  • Holgate have a mid-strength English ale on the way.  For the moment it will only be on tap.  Perhaps an option for those who have been talked into being the dedicated driver for the trip to Woodend?

There are other scribbles in my notebook which may hold important information but unfortunately the generosity of the “tastes” being given to me affected my already poor note taking skills.

I’m looking forward to chasing up a lot of the contacts I made on the evening and hopefully that will result in some more interesting tidbits appearing here soon.  Keep your eyes out.

Everybody needs their Happy Place.

Down the side of a normal looking house in a cul-de-sac in suburban Rosanna lives Melbourne’s only residential microbrewery.  While it’s not unusual for a bunch of mates to be hanging out in somebody’s shed, the name of the game is normally the consumption of beer not its production.  But that’s not the plan for the 5 mates, Trav, Mick, Rob, Jamie and Fenton, who are Kooinda Boutique Brewery.  A look in the door of this shed doesn’t reveal a pool table or an old Holden in bits.  Not even a shadow board on the wall.  Just wall-to-wall stainless steel, a workbench, a desk and a tele that you wouldn’t want to watch the news on let alone the Grand Final.

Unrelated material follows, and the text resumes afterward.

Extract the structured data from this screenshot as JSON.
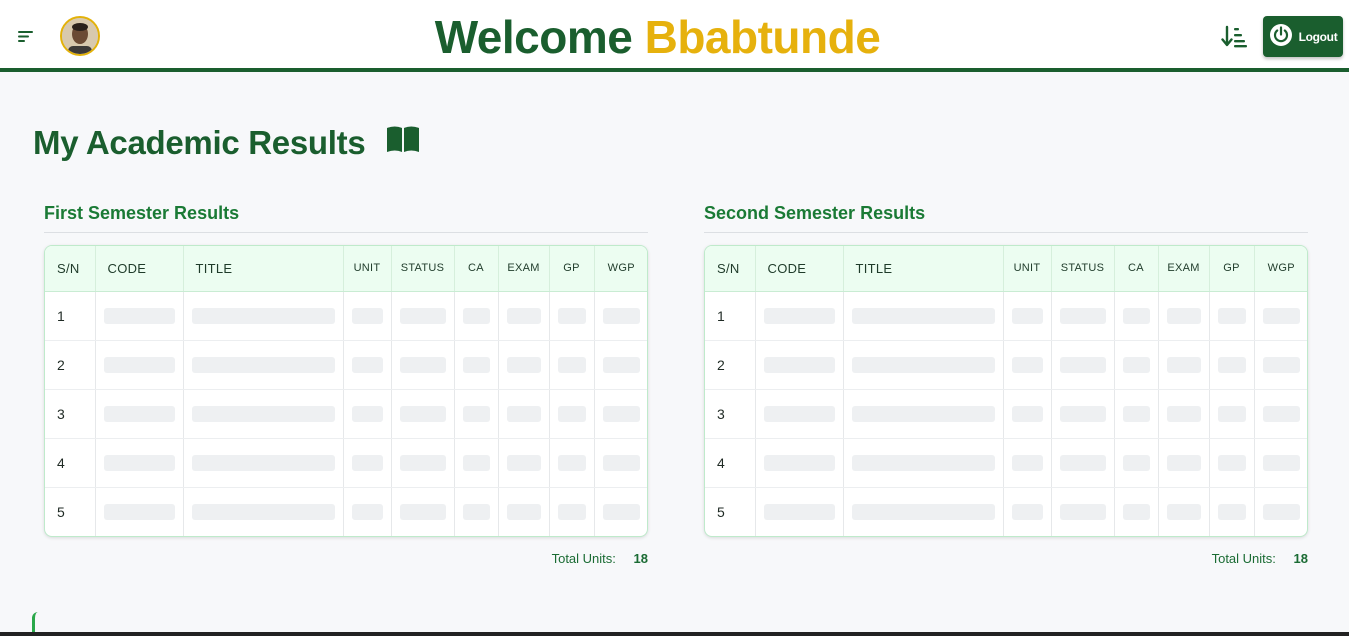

Kooinda is relatively new to the market and only released their first brew, a pale ale, last November.  It may only have been in production one year but getting to the position where they could start brewing took five years of planning, building the brewery and even manufacturing some of the brewing equipment.  A proactive approach when dealing with their local council helped them get all the necessary permissions without too much fuss.

When All Ale The Big V visited Kooinda HQ the first batch of their Hop Hurricane American style IPA was in the process of being brewed.  Never having had the chance to watch brewing happen at this level it was interesting to see the physical labour involved.  Big Mick seemed to be constantly lost in a cloud of steam as he stirred away at a bubbling mash.  Fenton was Mr Perpetual Motion as he carried away spent grain, measured out hops (Chinook, Amarillo and Cascade for all you hop heads out there) and made sure the timer was set for the next addition.  Unfortunately for Trav he had to take a break from the steam filled brewery to look after the nosy blogger who had come to visit and any cold beers he drank were purely for marketing purposes.

Mick likes to stir

Mick likes to stir

Trav told AATBV that the plan for Kooinda was to produce “out there beers” made with passion.  The boys are fans of the American craft beer scene but think that the Australian industry is about 10 years behind what’s going on over there.  They intend to help us catch up by producing beers that lack not for flavour or character.  Judging by the amount of hops going into the Hop Hurricane it certainly won’t want for personality.

Plans are afoot to expand Kooinda beyond just releasing a new beer though.  Trav told us that they view Mountain Goat as a good yardstick for what they want to achieve and they are in the process of locating a new site for the brewery that will allow them to increase output to 8 hectolitres a batch from the current 4.  The hope ia also to be able to open a bar on the site that will have an emphasis on beer and food matching.  And the good news for beer retailers is that those crappy six-pack holders are almost gone and will soon be replaced with a sturdy, easy to carry model.

Trav and Fenton look like proud fathers.

Trav and Fenton look like proud fathers.

I’m not sure which mob it was but I’ve been told that Kooinda means “happy place” in at least one Aboriginal language.  Judging by the smiles on the faces of the crew from Kooinda Boutique Brewery when All Ale The Big V visited last week we think that these blokes at least may have found their happy place.